When asked why she doesn't simply move to another church (or denomination) with more young adults, she responded without hesitation: "I'm loyal...This is my church. Why go somewhere else and start anew? This is my home." Drawing from personal experiences, Gunner said, "I just renovated my bathroom at home. It cost money, but I'm not going to move because my home needs some renovation."

Renovation is a key to revitalization, or as Conference Lay Leader Leah Taylor stated, "A vital disciple is a changed follower of Christ."

In her Episcopal Address Huie explained the denomination's Call to Action recommendations in light of transformation already occurring in the annual conference. Taylor noted that the Call to Action "gives us a tool to use as we look at how we might change for the future."

To do this, lay and clergy leaders and the churches they serve must be spiritually renovated in order to transform the communities around them.

Keynote speaker the Rev. Adam Hamilton of the Church of the Resurrection spoke to this as well. "Change, innovate, improve or die," he said while holding an iPod and a 45 LP record in his hands. Tracing music's evolution from records and 8-tracks to the iPod, he demonstrated the need to continue advancing in ministry.

Despite the less-than-stellar statistics, Huie commended the gathering to consider the infinite possibilities before them. "We may not have as many resources as we'd like, but what we have is sufficient," Huie said. "God is not finished with us yet!"

New church starts remain an area of ministry that embodies new possibilities as new places of worship are developed for new people. Three new churches were chartered this year: Hope Community UMC, Lakeside UMC and The Watershed UMC.

These three churches along with other new church starts in the conference reported worship attendance of about 2,500, which offsets the decline in attendance in the TAC. One hundred percent of the new churches reported at least one profession of faith in 2010-2011; whereas, 63 percent of all TAC churches reported a profession of faith, which is still well above the denominational average of 47 percent.

"The Texas Conference is leading the church, and I'm grateful to be your bishop," Huie said, while also challenging the conference with this question: "In a sea of change, what is the risen Christ asking of us?"

In other business, the Texas Annual Conference commissioned 12 elders and one deacon, and ordained 19 elders and two deacons. The average age ordained clergy was 42.

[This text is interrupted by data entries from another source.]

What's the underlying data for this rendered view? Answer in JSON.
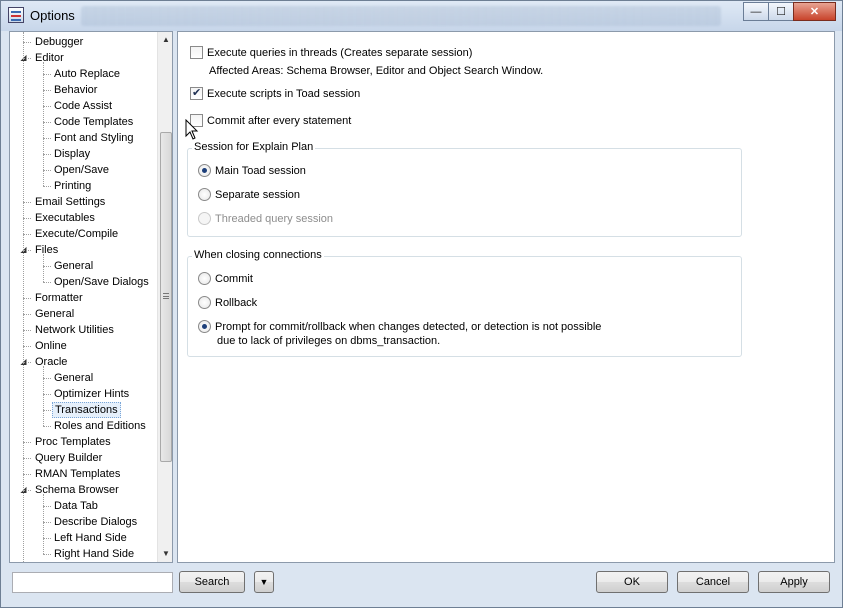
{
  "window": {
    "title": "Options",
    "caption_buttons": {
      "minimize": "—",
      "maximize": "☐",
      "close": "✕"
    }
  },
  "tree": {
    "items": [
      {
        "label": "Debugger",
        "level": 0
      },
      {
        "label": "Editor",
        "level": 0,
        "expanded": true
      },
      {
        "label": "Auto Replace",
        "level": 1
      },
      {
        "label": "Behavior",
        "level": 1
      },
      {
        "label": "Code Assist",
        "level": 1
      },
      {
        "label": "Code Templates",
        "level": 1
      },
      {
        "label": "Font and Styling",
        "level": 1
      },
      {
        "label": "Display",
        "level": 1
      },
      {
        "label": "Open/Save",
        "level": 1
      },
      {
        "label": "Printing",
        "level": 1
      },
      {
        "label": "Email Settings",
        "level": 0
      },
      {
        "label": "Executables",
        "level": 0
      },
      {
        "label": "Execute/Compile",
        "level": 0
      },
      {
        "label": "Files",
        "level": 0,
        "expanded": true
      },
      {
        "label": "General",
        "level": 1
      },
      {
        "label": "Open/Save Dialogs",
        "level": 1
      },
      {
        "label": "Formatter",
        "level": 0
      },
      {
        "label": "General",
        "level": 0
      },
      {
        "label": "Network Utilities",
        "level": 0
      },
      {
        "label": "Online",
        "level": 0
      },
      {
        "label": "Oracle",
        "level": 0,
        "expanded": true
      },
      {
        "label": "General",
        "level": 1
      },
      {
        "label": "Optimizer Hints",
        "level": 1
      },
      {
        "label": "Transactions",
        "level": 1,
        "selected": true
      },
      {
        "label": "Roles and Editions",
        "level": 1
      },
      {
        "label": "Proc Templates",
        "level": 0
      },
      {
        "label": "Query Builder",
        "level": 0
      },
      {
        "label": "RMAN Templates",
        "level": 0
      },
      {
        "label": "Schema Browser",
        "level": 0,
        "expanded": true
      },
      {
        "label": "Data Tab",
        "level": 1
      },
      {
        "label": "Describe Dialogs",
        "level": 1
      },
      {
        "label": "Left Hand Side",
        "level": 1
      },
      {
        "label": "Right Hand Side",
        "level": 1
      }
    ]
  },
  "content": {
    "exec_threads": {
      "label": "Execute queries in threads (Creates separate session)",
      "checked": false
    },
    "affected_areas": "Affected Areas: Schema Browser, Editor and Object Search Window.",
    "exec_scripts": {
      "label": "Execute scripts in Toad session",
      "checked": true
    },
    "commit_every": {
      "label": "Commit after every statement",
      "checked": false
    },
    "explain_plan": {
      "legend": "Session for Explain Plan",
      "options": [
        {
          "label": "Main Toad session",
          "checked": true,
          "disabled": false
        },
        {
          "label": "Separate session",
          "checked": false,
          "disabled": false
        },
        {
          "label": "Threaded query session",
          "checked": false,
          "disabled": true
        }
      ]
    },
    "closing": {
      "legend": "When closing connections",
      "commit": "Commit",
      "rollback": "Rollback",
      "prompt_line1": "Prompt for commit/rollback when changes detected, or detection is not possible",
      "prompt_line2": "due to lack of privileges on dbms_transaction.",
      "selected": "prompt"
    }
  },
  "bottom": {
    "search_value": "",
    "search_button": "Search",
    "dropdown_glyph": "▼",
    "ok": "OK",
    "cancel": "Cancel",
    "apply": "Apply"
  }
}
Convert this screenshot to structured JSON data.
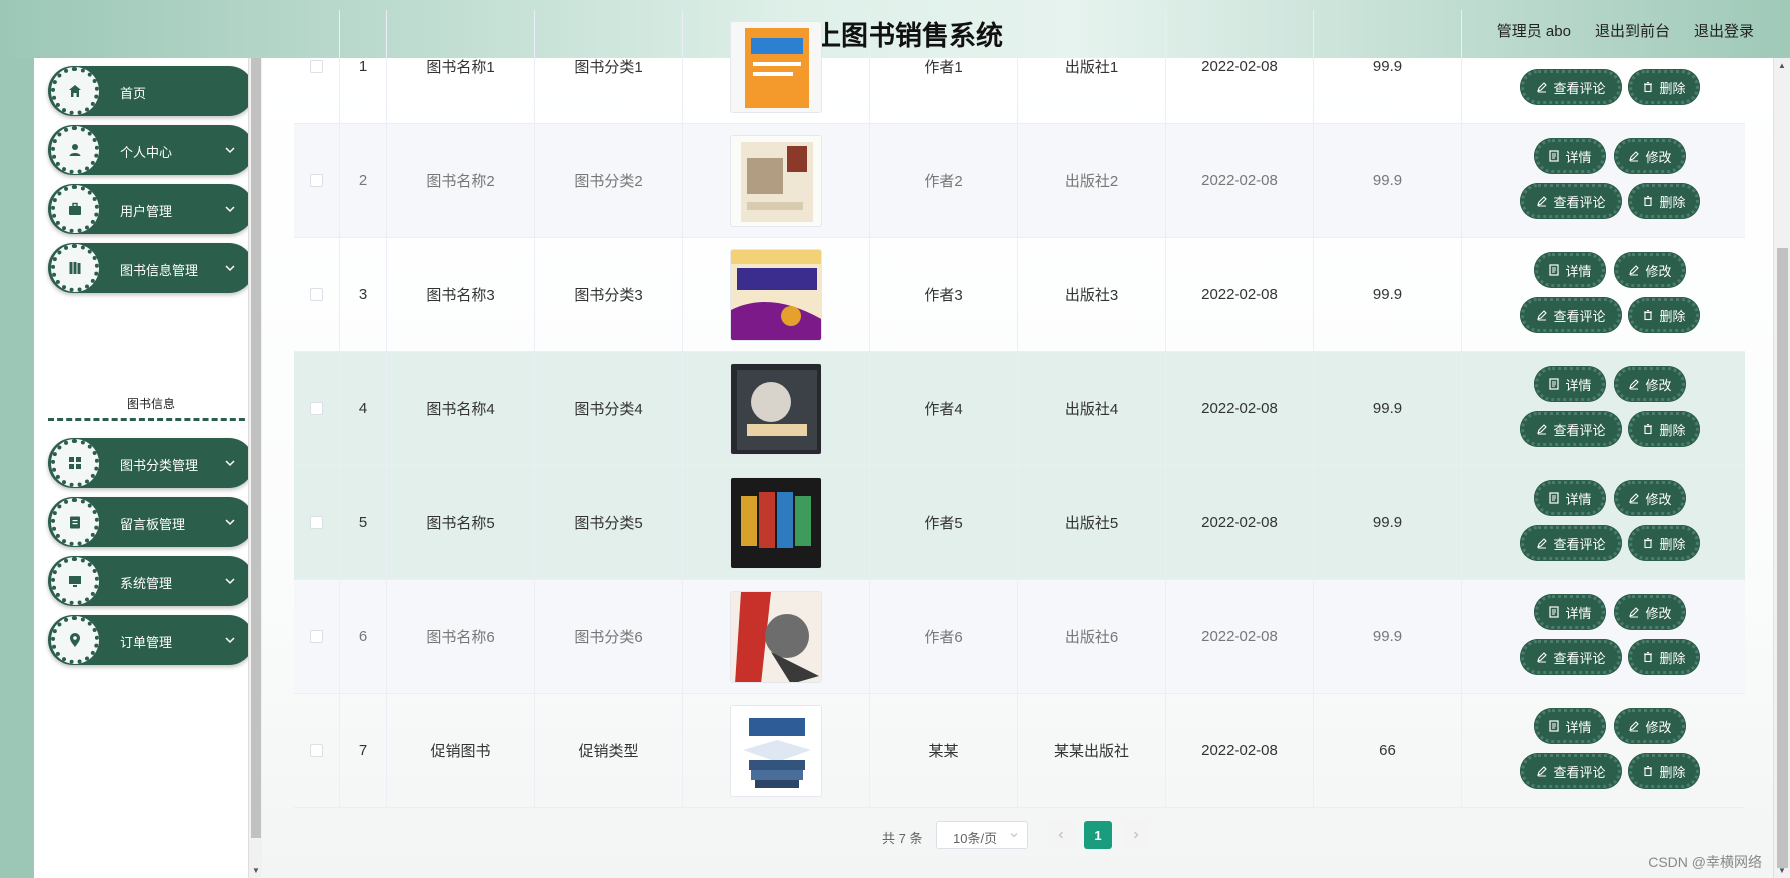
{
  "header": {
    "title": "网上图书销售系统",
    "admin": "管理员 abo",
    "exit_front": "退出到前台",
    "logout": "退出登录"
  },
  "sidebar": {
    "items": [
      {
        "label": "首页",
        "icon": "home-icon",
        "has_chevron": false
      },
      {
        "label": "个人中心",
        "icon": "user-icon",
        "has_chevron": true
      },
      {
        "label": "用户管理",
        "icon": "briefcase-icon",
        "has_chevron": true
      },
      {
        "label": "图书信息管理",
        "icon": "book-icon",
        "has_chevron": true
      },
      {
        "label": "图书分类管理",
        "icon": "grid-icon",
        "has_chevron": true
      },
      {
        "label": "留言板管理",
        "icon": "clipboard-icon",
        "has_chevron": true
      },
      {
        "label": "系统管理",
        "icon": "monitor-icon",
        "has_chevron": true
      },
      {
        "label": "订单管理",
        "icon": "location-icon",
        "has_chevron": true
      }
    ],
    "submenu_label": "图书信息"
  },
  "table": {
    "rows": [
      {
        "no": "1",
        "name": "图书名称1",
        "category": "图书分类1",
        "author": "作者1",
        "publisher": "出版社1",
        "date": "2022-02-08",
        "price": "99.9"
      },
      {
        "no": "2",
        "name": "图书名称2",
        "category": "图书分类2",
        "author": "作者2",
        "publisher": "出版社2",
        "date": "2022-02-08",
        "price": "99.9"
      },
      {
        "no": "3",
        "name": "图书名称3",
        "category": "图书分类3",
        "author": "作者3",
        "publisher": "出版社3",
        "date": "2022-02-08",
        "price": "99.9"
      },
      {
        "no": "4",
        "name": "图书名称4",
        "category": "图书分类4",
        "author": "作者4",
        "publisher": "出版社4",
        "date": "2022-02-08",
        "price": "99.9"
      },
      {
        "no": "5",
        "name": "图书名称5",
        "category": "图书分类5",
        "author": "作者5",
        "publisher": "出版社5",
        "date": "2022-02-08",
        "price": "99.9"
      },
      {
        "no": "6",
        "name": "图书名称6",
        "category": "图书分类6",
        "author": "作者6",
        "publisher": "出版社6",
        "date": "2022-02-08",
        "price": "99.9"
      },
      {
        "no": "7",
        "name": "促销图书",
        "category": "促销类型",
        "author": "某某",
        "publisher": "某某出版社",
        "date": "2022-02-08",
        "price": "66"
      }
    ],
    "actions": {
      "detail": "详情",
      "edit": "修改",
      "comments": "查看评论",
      "delete": "删除"
    }
  },
  "pagination": {
    "total": "共 7 条",
    "page_size": "10条/页",
    "current_page": "1"
  },
  "colors": {
    "accent": "#2c5e4c",
    "page_active": "#1a9c7e"
  },
  "watermark": "CSDN @幸横网络"
}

Lay delegates elected to the General Conference were: Don House, College Station, Texas; Andy Hernandez, Montgomery, Texas; Reggie Clemons, Houston, Texas; Gil Hanke, Nashville, Tenn.; Leah Taylor, Houston, Texas; Gib Walton, Houston, Texas; Eleanor F. Colvin, Houston, Texas; Tom Wussow, Kingwood, Texas; Donna Schlitt, Houston, Texas; and Sue Sullivan, Texarkana, Texas.

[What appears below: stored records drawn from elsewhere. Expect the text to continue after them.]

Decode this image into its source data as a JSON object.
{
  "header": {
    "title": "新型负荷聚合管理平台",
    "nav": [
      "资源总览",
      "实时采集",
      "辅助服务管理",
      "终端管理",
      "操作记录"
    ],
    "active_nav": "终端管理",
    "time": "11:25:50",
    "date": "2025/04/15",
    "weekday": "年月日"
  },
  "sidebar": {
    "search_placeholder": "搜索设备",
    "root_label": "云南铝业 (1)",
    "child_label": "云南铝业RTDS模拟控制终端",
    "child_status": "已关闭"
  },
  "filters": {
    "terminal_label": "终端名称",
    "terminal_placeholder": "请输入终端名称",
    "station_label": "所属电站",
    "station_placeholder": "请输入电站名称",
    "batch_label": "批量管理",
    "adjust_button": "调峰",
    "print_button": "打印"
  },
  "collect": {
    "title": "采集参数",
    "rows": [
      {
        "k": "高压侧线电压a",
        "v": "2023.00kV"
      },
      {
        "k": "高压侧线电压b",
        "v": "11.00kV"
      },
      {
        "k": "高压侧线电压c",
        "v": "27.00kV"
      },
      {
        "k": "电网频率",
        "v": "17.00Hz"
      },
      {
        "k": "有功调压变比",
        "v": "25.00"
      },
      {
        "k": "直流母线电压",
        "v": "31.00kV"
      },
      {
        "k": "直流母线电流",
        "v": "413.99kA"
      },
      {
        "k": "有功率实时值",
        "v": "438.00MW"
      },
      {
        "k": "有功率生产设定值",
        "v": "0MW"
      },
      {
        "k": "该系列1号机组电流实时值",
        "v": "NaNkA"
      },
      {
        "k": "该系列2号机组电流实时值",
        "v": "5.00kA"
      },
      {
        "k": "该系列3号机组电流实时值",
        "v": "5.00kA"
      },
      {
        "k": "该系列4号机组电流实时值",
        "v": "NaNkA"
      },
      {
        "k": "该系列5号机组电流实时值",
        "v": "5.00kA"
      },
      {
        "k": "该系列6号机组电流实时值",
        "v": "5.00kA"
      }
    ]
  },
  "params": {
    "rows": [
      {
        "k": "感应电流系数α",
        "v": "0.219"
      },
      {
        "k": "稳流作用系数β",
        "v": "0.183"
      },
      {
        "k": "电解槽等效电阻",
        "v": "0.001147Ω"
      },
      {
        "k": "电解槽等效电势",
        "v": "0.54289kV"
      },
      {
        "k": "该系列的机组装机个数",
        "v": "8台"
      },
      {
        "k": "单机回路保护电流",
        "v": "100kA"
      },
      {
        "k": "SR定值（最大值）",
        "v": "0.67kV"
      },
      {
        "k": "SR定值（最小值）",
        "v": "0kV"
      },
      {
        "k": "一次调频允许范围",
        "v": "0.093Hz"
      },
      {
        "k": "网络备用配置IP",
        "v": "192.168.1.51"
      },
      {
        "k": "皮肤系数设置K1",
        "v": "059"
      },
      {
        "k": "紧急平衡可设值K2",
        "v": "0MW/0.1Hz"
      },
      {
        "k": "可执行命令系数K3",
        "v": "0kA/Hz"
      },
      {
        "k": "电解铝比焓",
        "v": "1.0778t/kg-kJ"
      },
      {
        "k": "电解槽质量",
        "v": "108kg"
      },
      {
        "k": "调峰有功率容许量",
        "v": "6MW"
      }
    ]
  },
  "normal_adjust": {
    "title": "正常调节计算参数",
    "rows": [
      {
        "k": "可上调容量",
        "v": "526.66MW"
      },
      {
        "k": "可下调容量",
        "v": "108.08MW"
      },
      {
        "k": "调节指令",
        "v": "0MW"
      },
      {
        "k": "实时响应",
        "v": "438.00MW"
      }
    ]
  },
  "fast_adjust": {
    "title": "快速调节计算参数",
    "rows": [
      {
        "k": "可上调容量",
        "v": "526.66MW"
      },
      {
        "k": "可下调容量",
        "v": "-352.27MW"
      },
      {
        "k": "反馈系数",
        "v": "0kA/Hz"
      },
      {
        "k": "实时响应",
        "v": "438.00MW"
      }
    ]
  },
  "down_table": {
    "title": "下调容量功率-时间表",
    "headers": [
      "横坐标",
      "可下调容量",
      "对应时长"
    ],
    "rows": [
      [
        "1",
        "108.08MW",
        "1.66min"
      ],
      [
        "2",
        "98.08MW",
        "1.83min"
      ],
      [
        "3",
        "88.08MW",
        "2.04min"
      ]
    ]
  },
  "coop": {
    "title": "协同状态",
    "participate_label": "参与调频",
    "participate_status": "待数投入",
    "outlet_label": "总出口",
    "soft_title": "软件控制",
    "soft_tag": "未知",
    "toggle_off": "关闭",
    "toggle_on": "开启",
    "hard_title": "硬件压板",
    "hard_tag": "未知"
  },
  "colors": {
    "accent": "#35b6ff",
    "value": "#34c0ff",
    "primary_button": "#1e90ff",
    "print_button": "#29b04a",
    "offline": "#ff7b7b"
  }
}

Clergy delegates elected to the General Conference were: Elijah Stansell, Huffman, Texas; Chap Temple, Cypress, Texas; Morris Matthis, Sugar Land, Texas; Nancy Kellond, Spring, Texas; Steve Wende, Houston, Texas; Jim Welch, Kingwood, Texas; Kenneth Levingston, Spring, Texas; Tommy Williams, Houston, Texas; Janice Gilbert, League City, Texas; and Matt Idom, Palestine, Texas.

Lay delegates elected to the Jurisdictional Conference were: Eddie Erwin, Houston, Texas; Donel King, Houston, Texas; Sterling Allen, College Station, Texas; Carolyn Huntsman, Lovelady, Texas; Ben Lohmer, Houston, Texas; John Worsham, Houston, Texas; Melba Wilson, Port Arthur, Texas; Scott Atnip, Huntsville, Texas; Marquice Hobbs, Houston, Texas; and Bill Brown, Tyler, Texas.

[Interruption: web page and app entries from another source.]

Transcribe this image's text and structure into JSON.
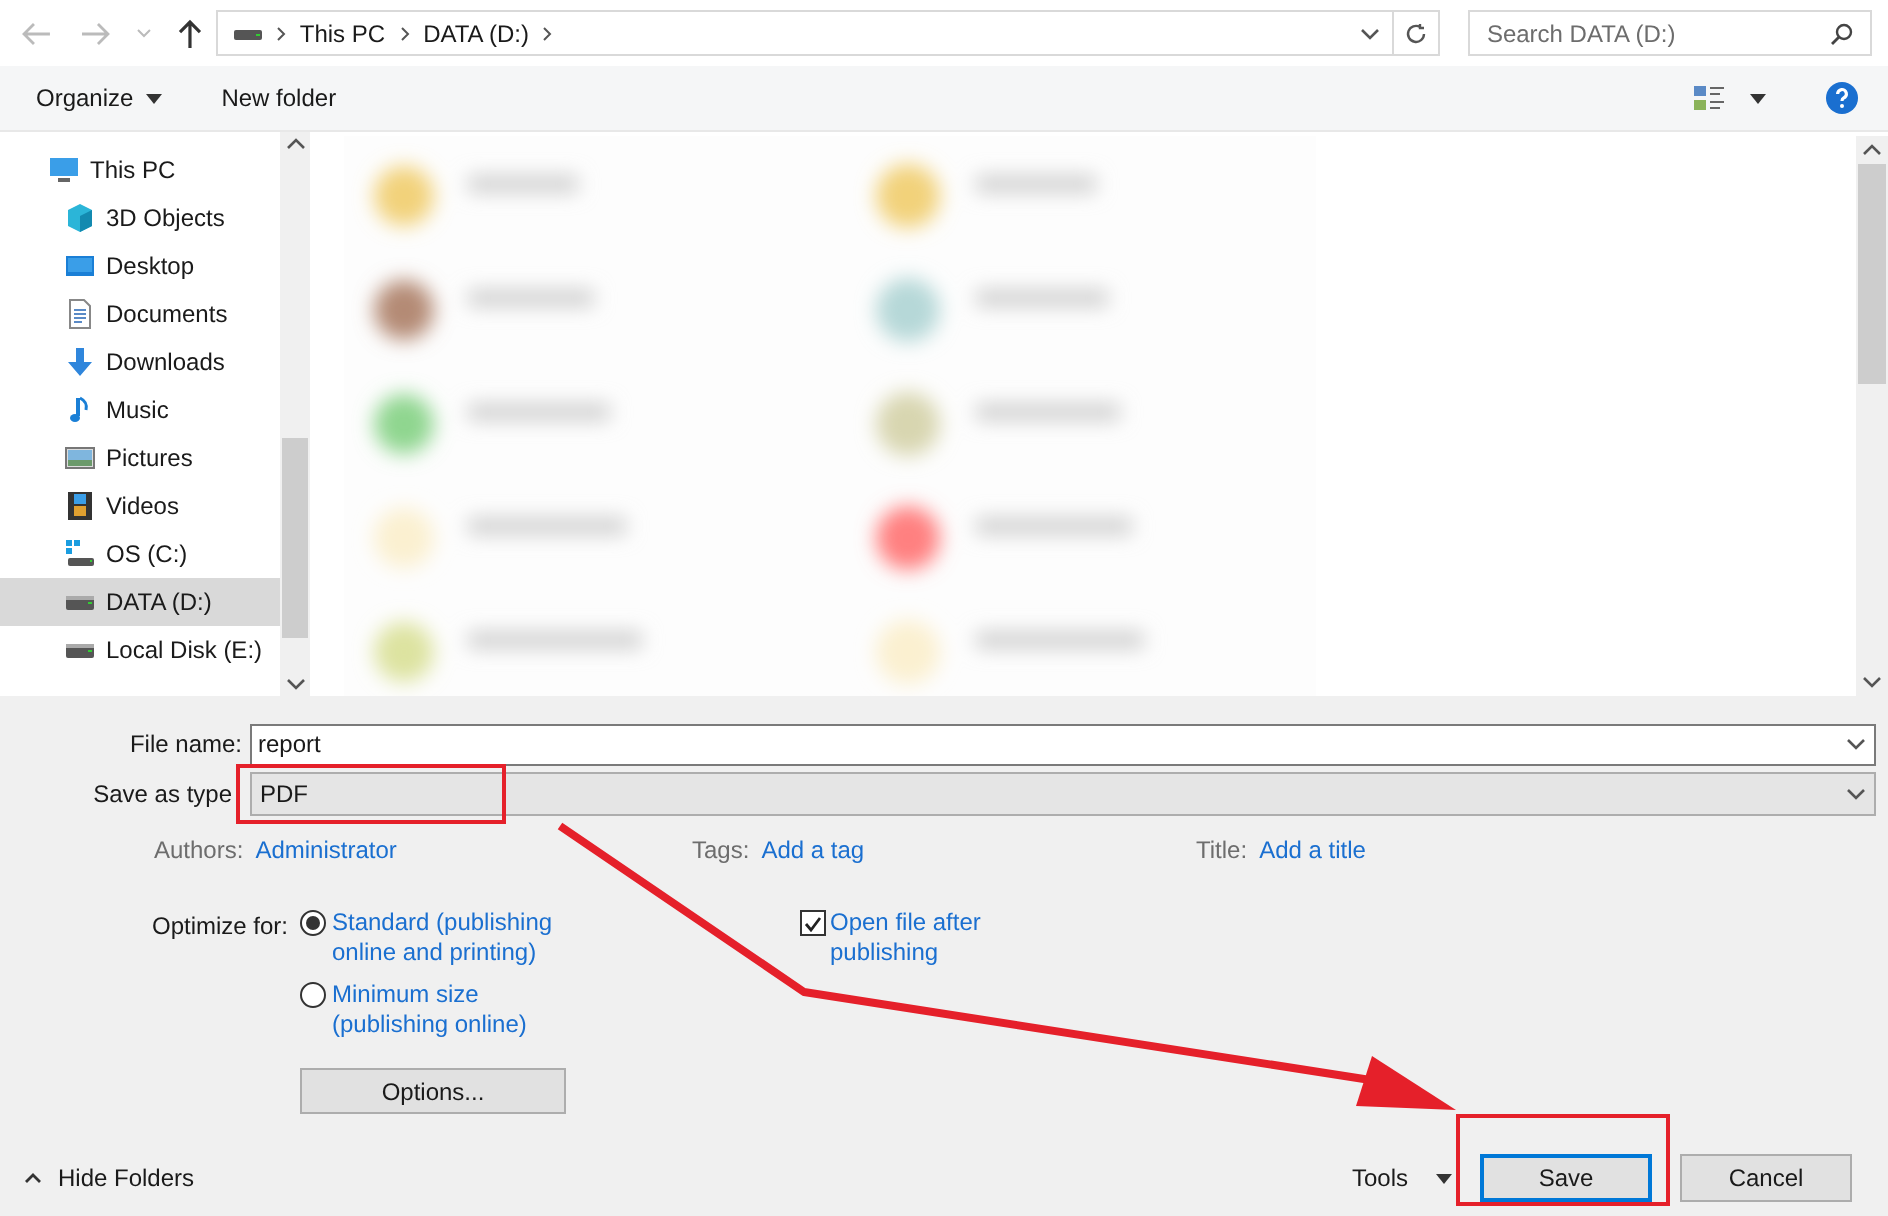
{
  "address_bar": {
    "path": [
      "This PC",
      "DATA (D:)"
    ]
  },
  "search": {
    "placeholder": "Search DATA (D:)"
  },
  "toolbar": {
    "organize": "Organize",
    "new_folder": "New folder"
  },
  "sidebar": {
    "items": [
      {
        "label": "This PC",
        "kind": "pc",
        "selected": false
      },
      {
        "label": "3D Objects",
        "kind": "cube",
        "selected": false
      },
      {
        "label": "Desktop",
        "kind": "desktop",
        "selected": false
      },
      {
        "label": "Documents",
        "kind": "documents",
        "selected": false
      },
      {
        "label": "Downloads",
        "kind": "downloads",
        "selected": false
      },
      {
        "label": "Music",
        "kind": "music",
        "selected": false
      },
      {
        "label": "Pictures",
        "kind": "pictures",
        "selected": false
      },
      {
        "label": "Videos",
        "kind": "videos",
        "selected": false
      },
      {
        "label": "OS (C:)",
        "kind": "os-drive",
        "selected": false
      },
      {
        "label": "DATA (D:)",
        "kind": "drive",
        "selected": true
      },
      {
        "label": "Local Disk (E:)",
        "kind": "drive",
        "selected": false
      }
    ]
  },
  "file_name": {
    "label": "File name:",
    "value": "report"
  },
  "save_as_type": {
    "label": "Save as type",
    "value": "PDF"
  },
  "metadata": [
    {
      "label": "Authors:",
      "value": "Administrator"
    },
    {
      "label": "Tags:",
      "value": "Add a tag"
    },
    {
      "label": "Title:",
      "value": "Add a title"
    }
  ],
  "optimize": {
    "label": "Optimize for:",
    "options": [
      {
        "label": "Standard (publishing online and printing)",
        "selected": true
      },
      {
        "label": "Minimum size (publishing online)",
        "selected": false
      }
    ]
  },
  "options_button": "Options...",
  "open_after": {
    "label": "Open file after publishing",
    "checked": true
  },
  "hide_folders": "Hide Folders",
  "tools": "Tools",
  "save": "Save",
  "cancel": "Cancel"
}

Clergy delegates elected to the Jurisdictional Conference were: Keith Whitaker, Pearland, Texas; Justin Coleman, Houston, Texas; B.J. Hightower, Houston, Texas; Ben Trammell, Richmond, Texas; Pat Sparks, Missouri City, Texas; Cynthia Harvey, New York, N.Y.; Tom Pace, Houston, Texas; Jessica LaGrone, Conroe, Texas; Rob Renfroe, The Woodlands, Texas; and Jim Bankston, Houston, Texas.

Texas Annual Conference membership stands at 285,016, down 2,115 from the previous year. Worship attendance stands at 106,207, up 2,198. Church school attendance stands at 44,978, down 645.

* Eleanor L. Colvin is the Director of Communications for the Texas Annual Conference.